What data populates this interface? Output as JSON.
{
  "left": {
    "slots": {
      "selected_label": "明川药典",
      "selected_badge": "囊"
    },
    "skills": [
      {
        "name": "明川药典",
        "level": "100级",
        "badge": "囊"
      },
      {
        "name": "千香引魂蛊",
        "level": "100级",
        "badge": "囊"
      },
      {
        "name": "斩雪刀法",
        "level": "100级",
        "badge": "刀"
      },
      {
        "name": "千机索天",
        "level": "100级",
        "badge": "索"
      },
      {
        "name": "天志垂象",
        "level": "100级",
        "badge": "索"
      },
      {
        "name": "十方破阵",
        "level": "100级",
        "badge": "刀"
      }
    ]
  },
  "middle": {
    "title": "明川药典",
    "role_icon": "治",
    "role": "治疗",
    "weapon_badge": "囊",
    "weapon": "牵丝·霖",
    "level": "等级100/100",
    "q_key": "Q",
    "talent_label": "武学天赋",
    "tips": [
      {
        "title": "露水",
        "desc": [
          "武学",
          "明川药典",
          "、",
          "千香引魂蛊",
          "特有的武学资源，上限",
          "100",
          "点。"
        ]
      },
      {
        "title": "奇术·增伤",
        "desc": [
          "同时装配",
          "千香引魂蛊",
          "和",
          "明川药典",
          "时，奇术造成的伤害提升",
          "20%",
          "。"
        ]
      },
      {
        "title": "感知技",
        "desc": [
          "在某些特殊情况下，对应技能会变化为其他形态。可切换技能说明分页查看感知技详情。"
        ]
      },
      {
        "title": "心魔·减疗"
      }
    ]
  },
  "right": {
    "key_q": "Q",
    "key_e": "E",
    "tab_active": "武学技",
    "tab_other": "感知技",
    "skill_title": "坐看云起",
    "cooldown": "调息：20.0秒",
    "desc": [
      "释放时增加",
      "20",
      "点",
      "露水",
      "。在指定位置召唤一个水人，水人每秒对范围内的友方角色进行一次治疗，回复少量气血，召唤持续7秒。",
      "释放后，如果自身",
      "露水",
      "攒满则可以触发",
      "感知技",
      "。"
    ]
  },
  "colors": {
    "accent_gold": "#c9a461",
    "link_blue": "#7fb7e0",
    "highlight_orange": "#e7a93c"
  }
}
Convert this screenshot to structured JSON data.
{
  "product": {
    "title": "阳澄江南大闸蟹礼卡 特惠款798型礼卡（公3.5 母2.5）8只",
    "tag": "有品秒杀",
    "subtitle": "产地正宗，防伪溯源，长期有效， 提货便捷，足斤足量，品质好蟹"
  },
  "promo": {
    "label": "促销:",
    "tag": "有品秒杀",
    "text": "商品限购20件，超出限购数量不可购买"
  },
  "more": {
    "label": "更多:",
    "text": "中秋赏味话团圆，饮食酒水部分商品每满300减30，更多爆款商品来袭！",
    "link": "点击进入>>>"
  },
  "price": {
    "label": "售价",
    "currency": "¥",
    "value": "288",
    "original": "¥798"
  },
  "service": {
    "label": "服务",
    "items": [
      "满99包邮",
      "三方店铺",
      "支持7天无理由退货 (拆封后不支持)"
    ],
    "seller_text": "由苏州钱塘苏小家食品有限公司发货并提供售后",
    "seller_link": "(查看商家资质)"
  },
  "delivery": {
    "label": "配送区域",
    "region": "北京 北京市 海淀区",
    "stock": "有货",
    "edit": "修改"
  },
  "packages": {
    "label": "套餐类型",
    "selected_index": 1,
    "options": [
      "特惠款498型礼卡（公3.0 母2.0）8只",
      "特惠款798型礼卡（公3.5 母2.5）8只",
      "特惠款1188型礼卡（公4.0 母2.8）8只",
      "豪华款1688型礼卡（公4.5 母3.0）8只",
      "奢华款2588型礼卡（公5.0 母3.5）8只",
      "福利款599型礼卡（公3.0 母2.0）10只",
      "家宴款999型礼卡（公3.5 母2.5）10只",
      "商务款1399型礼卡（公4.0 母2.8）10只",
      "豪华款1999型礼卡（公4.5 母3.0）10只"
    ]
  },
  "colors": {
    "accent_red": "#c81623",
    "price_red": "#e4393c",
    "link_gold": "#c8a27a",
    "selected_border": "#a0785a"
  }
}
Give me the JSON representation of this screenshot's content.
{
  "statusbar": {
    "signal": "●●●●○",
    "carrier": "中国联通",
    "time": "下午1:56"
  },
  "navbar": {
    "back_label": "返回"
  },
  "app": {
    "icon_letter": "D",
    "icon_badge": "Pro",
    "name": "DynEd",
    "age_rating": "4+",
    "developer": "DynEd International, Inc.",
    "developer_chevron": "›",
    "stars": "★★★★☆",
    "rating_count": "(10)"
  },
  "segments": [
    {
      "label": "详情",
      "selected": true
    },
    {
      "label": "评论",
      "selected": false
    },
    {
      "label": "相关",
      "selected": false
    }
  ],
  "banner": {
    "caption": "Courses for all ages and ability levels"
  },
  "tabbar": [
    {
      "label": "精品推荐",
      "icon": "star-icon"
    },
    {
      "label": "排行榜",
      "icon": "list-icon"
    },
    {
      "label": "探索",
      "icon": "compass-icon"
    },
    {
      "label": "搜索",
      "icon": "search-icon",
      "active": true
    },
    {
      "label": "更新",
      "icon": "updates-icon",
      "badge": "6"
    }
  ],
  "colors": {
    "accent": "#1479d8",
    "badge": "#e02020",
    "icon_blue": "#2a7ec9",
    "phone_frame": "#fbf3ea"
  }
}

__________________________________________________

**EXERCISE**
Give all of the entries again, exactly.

**REPLY TO THE EXERCISE**
What data populates this interface? Output as JSON.
{
  "left": {
    "slots": {
      "selected_label": "明川药典",
      "selected_badge": "囊"
    },
    "skills": [
      {
        "name": "明川药典",
        "level": "100级",
        "badge": "囊"
      },
      {
        "name": "千香引魂蛊",
        "level": "100级",
        "badge": "囊"
      },
      {
        "name": "斩雪刀法",
        "level": "100级",
        "badge": "刀"
      },
      {
        "name": "千机索天",
        "level": "100级",
        "badge": "索"
      },
      {
        "name": "天志垂象",
        "level": "100级",
        "badge": "索"
      },
      {
        "name": "十方破阵",
        "level": "100级",
        "badge": "刀"
      }
    ]
  },
  "middle": {
    "title": "明川药典",
    "role_icon": "治",
    "role": "治疗",
    "weapon_badge": "囊",
    "weapon": "牵丝·霖",
    "level": "等级100/100",
    "q_key": "Q",
    "talent_label": "武学天赋",
    "tips": [
      {
        "title": "露水",
        "desc": [
          "武学",
          "明川药典",
          "、",
          "千香引魂蛊",
          "特有的武学资源，上限",
          "100",
          "点。"
        ]
      },
      {
        "title": "奇术·增伤",
        "desc": [
          "同时装配",
          "千香引魂蛊",
          "和",
          "明川药典",
          "时，奇术造成的伤害提升",
          "20%",
          "。"
        ]
      },
      {
        "title": "感知技",
        "desc": [
          "在某些特殊情况下，对应技能会变化为其他形态。可切换技能说明分页查看感知技详情。"
        ]
      },
      {
        "title": "心魔·减疗"
      }
    ]
  },
  "right": {
    "key_q": "Q",
    "key_e": "E",
    "tab_active": "武学技",
    "tab_other": "感知技",
    "skill_title": "坐看云起",
    "cooldown": "调息：20.0秒",
    "desc": [
      "释放时增加",
      "20",
      "点",
      "露水",
      "。在指定位置召唤一个水人，水人每秒对范围内的友方角色进行一次治疗，回复少量气血，召唤持续7秒。",
      "释放后，如果自身",
      "露水",
      "攒满则可以触发",
      "感知技",
      "。"
    ]
  },
  "colors": {
    "accent_gold": "#c9a461",
    "link_blue": "#7fb7e0",
    "highlight_orange": "#e7a93c"
  }
}
Convert this screenshot to structured JSON data.
{
  "product": {
    "title": "阳澄江南大闸蟹礼卡 特惠款798型礼卡（公3.5 母2.5）8只",
    "tag": "有品秒杀",
    "subtitle": "产地正宗，防伪溯源，长期有效， 提货便捷，足斤足量，品质好蟹"
  },
  "promo": {
    "label": "促销:",
    "tag": "有品秒杀",
    "text": "商品限购20件，超出限购数量不可购买"
  },
  "more": {
    "label": "更多:",
    "text": "中秋赏味话团圆，饮食酒水部分商品每满300减30，更多爆款商品来袭！",
    "link": "点击进入>>>"
  },
  "price": {
    "label": "售价",
    "currency": "¥",
    "value": "288",
    "original": "¥798"
  },
  "service": {
    "label": "服务",
    "items": [
      "满99包邮",
      "三方店铺",
      "支持7天无理由退货 (拆封后不支持)"
    ],
    "seller_text": "由苏州钱塘苏小家食品有限公司发货并提供售后",
    "seller_link": "(查看商家资质)"
  },
  "delivery": {
    "label": "配送区域",
    "region": "北京 北京市 海淀区",
    "stock": "有货",
    "edit": "修改"
  },
  "packages": {
    "label": "套餐类型",
    "selected_index": 1,
    "options": [
      "特惠款498型礼卡（公3.0 母2.0）8只",
      "特惠款798型礼卡（公3.5 母2.5）8只",
      "特惠款1188型礼卡（公4.0 母2.8）8只",
      "豪华款1688型礼卡（公4.5 母3.0）8只",
      "奢华款2588型礼卡（公5.0 母3.5）8只",
      "福利款599型礼卡（公3.0 母2.0）10只",
      "家宴款999型礼卡（公3.5 母2.5）10只",
      "商务款1399型礼卡（公4.0 母2.8）10只",
      "豪华款1999型礼卡（公4.5 母3.0）10只"
    ]
  },
  "colors": {
    "accent_red": "#c81623",
    "price_red": "#e4393c",
    "link_gold": "#c8a27a",
    "selected_border": "#a0785a"
  }
}
Give me the JSON representation of this screenshot's content.
{
  "statusbar": {
    "signal": "●●●●○",
    "carrier": "中国联通",
    "time": "下午1:56"
  },
  "navbar": {
    "back_label": "返回"
  },
  "app": {
    "icon_letter": "D",
    "icon_badge": "Pro",
    "name": "DynEd",
    "age_rating": "4+",
    "developer": "DynEd International, Inc.",
    "developer_chevron": "›",
    "stars": "★★★★☆",
    "rating_count": "(10)"
  },
  "segments": [
    {
      "label": "详情",
      "selected": true
    },
    {
      "label": "评论",
      "selected": false
    },
    {
      "label": "相关",
      "selected": false
    }
  ],
  "banner": {
    "caption": "Courses for all ages and ability levels"
  },
  "tabbar": [
    {
      "label": "精品推荐",
      "icon": "star-icon"
    },
    {
      "label": "排行榜",
      "icon": "list-icon"
    },
    {
      "label": "探索",
      "icon": "compass-icon"
    },
    {
      "label": "搜索",
      "icon": "search-icon",
      "active": true
    },
    {
      "label": "更新",
      "icon": "updates-icon",
      "badge": "6"
    }
  ],
  "colors": {
    "accent": "#1479d8",
    "badge": "#e02020",
    "icon_blue": "#2a7ec9",
    "phone_frame": "#fbf3ea"
  }
}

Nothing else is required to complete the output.